TASK TO COMPLETE
Figure out how many lines in these records contain "且不少于两". Only the number belongs in the reply.
• • • •
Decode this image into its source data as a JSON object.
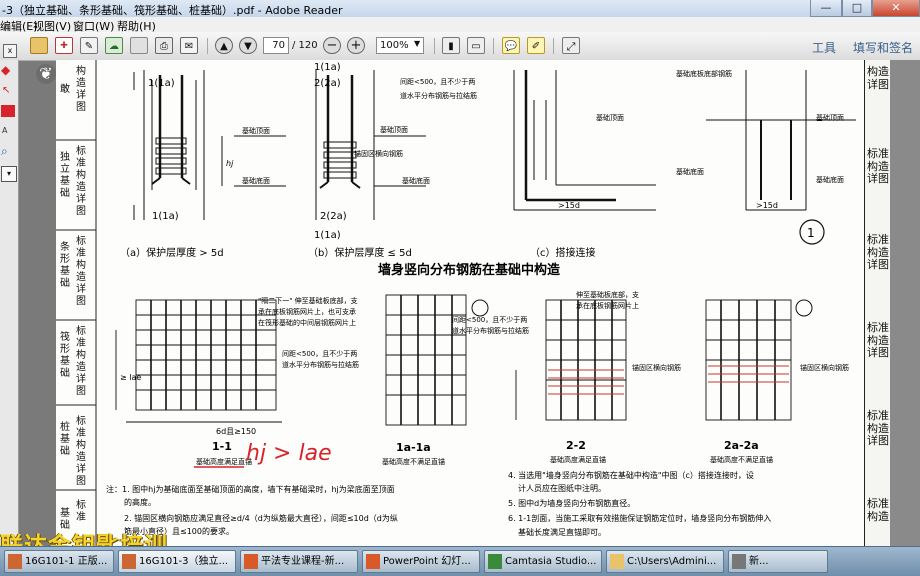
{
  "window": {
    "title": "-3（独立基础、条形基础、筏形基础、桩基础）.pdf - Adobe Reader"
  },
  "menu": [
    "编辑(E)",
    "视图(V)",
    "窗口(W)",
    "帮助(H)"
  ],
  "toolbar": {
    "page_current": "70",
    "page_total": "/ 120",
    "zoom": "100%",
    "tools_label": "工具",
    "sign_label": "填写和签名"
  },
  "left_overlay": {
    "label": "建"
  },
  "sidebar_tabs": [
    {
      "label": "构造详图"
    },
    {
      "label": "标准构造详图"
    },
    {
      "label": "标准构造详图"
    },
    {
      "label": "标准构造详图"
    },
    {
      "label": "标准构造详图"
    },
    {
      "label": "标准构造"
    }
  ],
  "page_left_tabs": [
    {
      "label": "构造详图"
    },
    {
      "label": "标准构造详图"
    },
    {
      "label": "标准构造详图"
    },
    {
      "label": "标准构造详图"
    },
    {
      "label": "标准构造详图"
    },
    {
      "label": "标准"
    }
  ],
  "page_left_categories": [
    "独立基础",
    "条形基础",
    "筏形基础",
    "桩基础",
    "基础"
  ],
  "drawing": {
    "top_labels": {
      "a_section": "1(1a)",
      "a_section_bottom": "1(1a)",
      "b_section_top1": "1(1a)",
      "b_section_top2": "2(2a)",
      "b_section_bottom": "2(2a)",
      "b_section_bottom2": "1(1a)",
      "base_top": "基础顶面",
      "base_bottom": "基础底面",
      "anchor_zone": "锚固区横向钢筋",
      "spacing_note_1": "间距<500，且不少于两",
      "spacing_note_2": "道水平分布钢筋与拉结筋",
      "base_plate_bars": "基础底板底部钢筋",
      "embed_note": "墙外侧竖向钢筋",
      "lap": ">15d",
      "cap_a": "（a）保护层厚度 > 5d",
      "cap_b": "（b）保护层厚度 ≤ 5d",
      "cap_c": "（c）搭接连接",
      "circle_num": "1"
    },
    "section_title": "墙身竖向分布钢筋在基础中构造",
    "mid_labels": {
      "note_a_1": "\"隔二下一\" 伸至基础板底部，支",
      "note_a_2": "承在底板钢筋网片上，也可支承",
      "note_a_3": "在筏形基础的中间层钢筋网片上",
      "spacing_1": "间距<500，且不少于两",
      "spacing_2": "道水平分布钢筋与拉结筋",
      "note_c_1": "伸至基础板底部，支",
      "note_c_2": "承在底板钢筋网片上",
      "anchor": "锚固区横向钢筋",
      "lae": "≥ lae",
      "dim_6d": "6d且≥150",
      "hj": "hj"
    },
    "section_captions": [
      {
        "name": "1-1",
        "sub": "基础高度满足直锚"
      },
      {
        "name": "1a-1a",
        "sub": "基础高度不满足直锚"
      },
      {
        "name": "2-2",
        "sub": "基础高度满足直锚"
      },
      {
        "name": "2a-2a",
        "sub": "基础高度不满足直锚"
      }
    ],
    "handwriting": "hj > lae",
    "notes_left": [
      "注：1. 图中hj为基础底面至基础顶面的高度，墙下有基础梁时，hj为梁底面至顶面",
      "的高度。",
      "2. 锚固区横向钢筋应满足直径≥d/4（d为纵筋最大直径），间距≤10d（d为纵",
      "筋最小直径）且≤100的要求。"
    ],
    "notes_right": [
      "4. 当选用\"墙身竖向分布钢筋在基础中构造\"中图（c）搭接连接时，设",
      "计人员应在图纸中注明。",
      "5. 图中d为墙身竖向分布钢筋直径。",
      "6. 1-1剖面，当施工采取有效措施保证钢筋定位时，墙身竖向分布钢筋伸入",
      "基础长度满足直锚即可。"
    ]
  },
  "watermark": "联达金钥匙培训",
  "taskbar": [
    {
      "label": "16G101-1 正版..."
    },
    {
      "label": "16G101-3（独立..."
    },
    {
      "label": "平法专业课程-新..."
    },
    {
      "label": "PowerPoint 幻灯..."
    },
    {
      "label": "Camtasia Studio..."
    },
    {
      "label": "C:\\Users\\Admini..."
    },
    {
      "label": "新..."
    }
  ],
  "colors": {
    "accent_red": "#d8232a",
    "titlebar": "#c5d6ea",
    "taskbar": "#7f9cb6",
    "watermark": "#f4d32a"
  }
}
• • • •
SOLUTION TO THIS TASK
2